The U.S. engineering and surveying licensure boards that make up NCEES have voted to adopt a position statement on future engineering education requirements for licensure as a professional engineer. The decision was made during the organization’s 2015 annual meeting, held August 19–22 in Williamsburg, Virginia.
The development of the position statement follows a 2014 vote to remove from the NCEES Model Law and Model Rules the additional education requirements for engineering licensure that were set to take effect in 2020 in order to allow work on implementation to continue without a set effective date. These requirements called for an engineering licensure candidate to obtain a master’s degree or its equivalent before initial licensure.
The NCEES Advisory Committee on Council Activities was charged this year with developing a position statement that reflected the future education requirements removed in 2014, with the aim of continuing to address the issue.
In addition to asserting the organization’s dedication to ensuring that the education requirements for engineering licensure continue to safeguard the public in the future, the statement outlines several pathways for a licensure candidate to obtain the body of knowledge necessary to enter the profession.

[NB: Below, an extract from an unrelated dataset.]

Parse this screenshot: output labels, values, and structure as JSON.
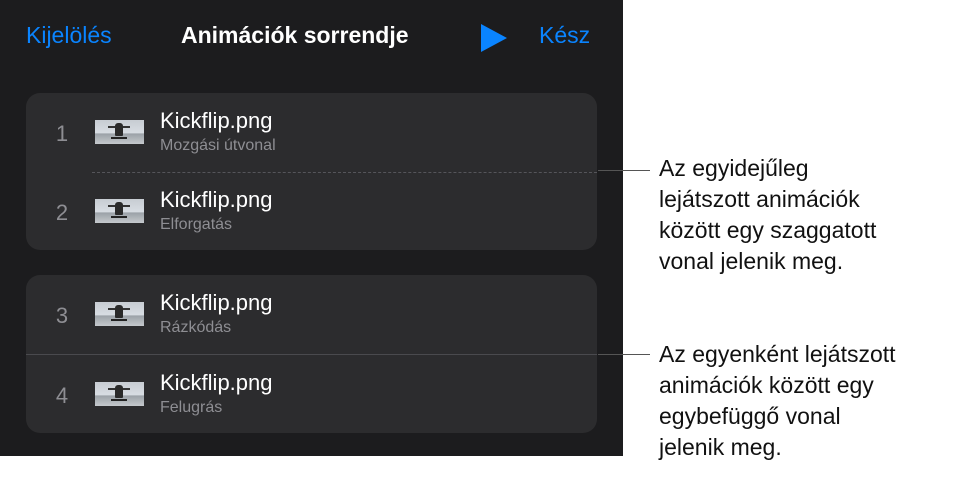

It also reaffirms NCEES’ commitment to engaging with technical engineering societies and other interested parties to explore additional education pathways.

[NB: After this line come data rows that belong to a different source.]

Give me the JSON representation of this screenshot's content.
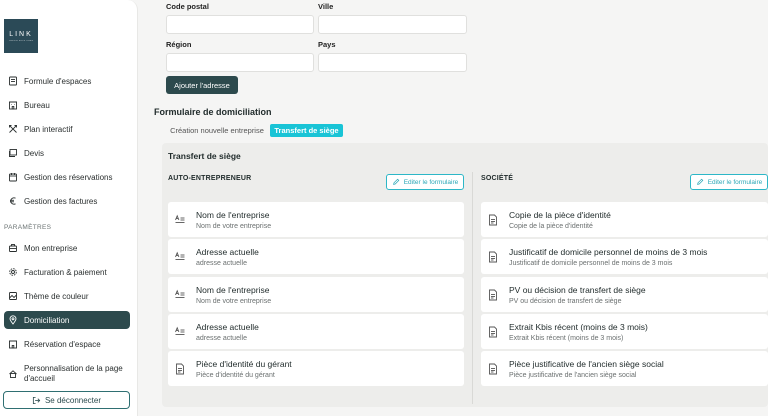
{
  "sidebar": {
    "logo": {
      "main": "LINK",
      "sub": "OFFICE SOLUTIONS"
    },
    "items": [
      {
        "label": "Formule d'espaces",
        "icon": "receipt-icon"
      },
      {
        "label": "Bureau",
        "icon": "building-icon"
      },
      {
        "label": "Plan interactif",
        "icon": "cross-arrows-icon"
      },
      {
        "label": "Devis",
        "icon": "stack-icon"
      },
      {
        "label": "Gestion des réservations",
        "icon": "calendar-icon"
      },
      {
        "label": "Gestion des factures",
        "icon": "euro-icon"
      }
    ],
    "section_label": "PARAMÈTRES",
    "settings": [
      {
        "label": "Mon entreprise",
        "icon": "briefcase-icon"
      },
      {
        "label": "Facturation & paiement",
        "icon": "gear-icon"
      },
      {
        "label": "Thème de couleur",
        "icon": "image-icon"
      },
      {
        "label": "Domiciliation",
        "icon": "location-icon",
        "active": true
      },
      {
        "label": "Réservation d'espace",
        "icon": "building-icon"
      },
      {
        "label": "Personnalisation de la page d'accueil",
        "icon": "home-icon"
      }
    ],
    "logout_label": "Se déconnecter"
  },
  "address_form": {
    "code_postal_label": "Code postal",
    "ville_label": "Ville",
    "region_label": "Région",
    "pays_label": "Pays",
    "code_postal_value": "",
    "ville_value": "",
    "region_value": "",
    "pays_value": "",
    "add_button": "Ajouter l'adresse"
  },
  "domiciliation": {
    "heading": "Formulaire de domiciliation",
    "tabs": [
      {
        "label": "Création nouvelle entreprise",
        "active": false
      },
      {
        "label": "Transfert de siège",
        "active": true
      }
    ],
    "panel_title": "Transfert de siège",
    "edit_label": "Editer le formulaire",
    "columns": [
      {
        "title": "AUTO-ENTREPRENEUR",
        "fields": [
          {
            "title": "Nom de l'entreprise",
            "sub": "Nom de votre entreprise",
            "icon": "text-icon"
          },
          {
            "title": "Adresse actuelle",
            "sub": "adresse actuelle",
            "icon": "text-icon"
          },
          {
            "title": "Nom de l'entreprise",
            "sub": "Nom de votre entreprise",
            "icon": "text-icon"
          },
          {
            "title": "Adresse actuelle",
            "sub": "adresse actuelle",
            "icon": "text-icon"
          },
          {
            "title": "Pièce d'identité du gérant",
            "sub": "Pièce d'identité du gérant",
            "icon": "document-icon"
          }
        ]
      },
      {
        "title": "SOCIÉTÉ",
        "fields": [
          {
            "title": "Copie de la pièce d'identité",
            "sub": "Copie de la pièce d'identité",
            "icon": "document-icon"
          },
          {
            "title": "Justificatif de domicile personnel de moins de 3 mois",
            "sub": "Justificatif de domicile personnel de moins de 3 mois",
            "icon": "document-icon"
          },
          {
            "title": "PV ou décision de transfert de siège",
            "sub": "PV ou décision de transfert de siège",
            "icon": "document-icon"
          },
          {
            "title": "Extrait Kbis récent (moins de 3 mois)",
            "sub": "Extrait Kbis récent (moins de 3 mois)",
            "icon": "document-icon"
          },
          {
            "title": "Pièce justificative de l'ancien siège social",
            "sub": "Pièce justificative de l'ancien siège social",
            "icon": "document-icon"
          }
        ]
      }
    ]
  }
}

“The vision of NCEES focuses providing leadership in engineering and surveying licensure to safeguard the public and shape the future of professional licensure,” said NCEES Chief Executive Officer Jerry Carter. “This is a complex issue with many stakeholders; NCEES will use this position statement to guide its efforts to engage with those stakeholders and ensure that licensing standards continue to protect the public in the future.”
Ultimately, each jurisdiction will make its own decisions on future engineering licensure requirements. NCEES member boards maintain the Model Law and Model Rules as best practice manuals, but U.S. states and territories set their own licensing laws and rules. “Each state and territory will decide individually whether to amend its requirements, but the member boards of NCEES are working together to fully consider these issues,” Carter said.
The full text of NCEES Position Statement 35, Future Education Requirements for Engineering Licensure is available online at ncees.org/PS35.
Expanding international use of exams
Among other actions taken at the annual meeting, delegates voted to authorize the negotiation of a contract with the Egyptian Engineering Syndicate to offer the Fundamentals of Engineering exam in Egypt to graduates of the country’s engineering programs, regardless of whether they are accredited by the ABET Engineering Accreditation Commission.
The Egyptian Engineering Syndicate will use the FE exam to assist with assessing the quality of the engineering education in Egypt. It also plans to require the candidates to pass the exam to practice engineering in the country. Additionally, successful candidates could use it as a step toward engineering licensure with a U.S. state or territory.
The computer-based exam will be offered in Egypt at approved Pearson VUE test centers. As at U.S.-based testing sites, examinees will be required to adhere to strict security measures to protect the integrity of NCEES licensing exams.
NCEES currently offers the FE exam in Egypt to students and graduates of the American University in Cairo. The agreement with the Egyptian Engineering Syndicate, which individuals are required to be a member of to practice engineering in Egypt, could potentially bring as many as 25,000 more FE examinees each year. The exam is currently administered to approximately 45,000 examinees each year in the United States.
Promoting the surveying profession
Increasing the number of professional surveyors was another key concern at the annual meeting. NCEES member boards voted to fund a meeting of surveying organizations to discuss how to best attract a diverse cross section of people to the profession. The group will recommend additional outreach opportunities to promote surveying as a career, including potential collaborations with other organizations.
Delegates also voted to implement a new initiative to support surveying education at the college level. The program will recognize up to 10 professional surveying programs of distinction each year, awarding each up to $10,000. NCEES staff and members will work together in the coming year to develop the program, including finalizing award criteria.
These efforts to promote the surveying profession follow the work of the Future of Surveying Task Force, which was formed in 2014 to address the decline in the number of surveyors entering the profession in the United States.
Full details on all motions considered during the annual meeting will be included in the official minutes, which will be published later this year.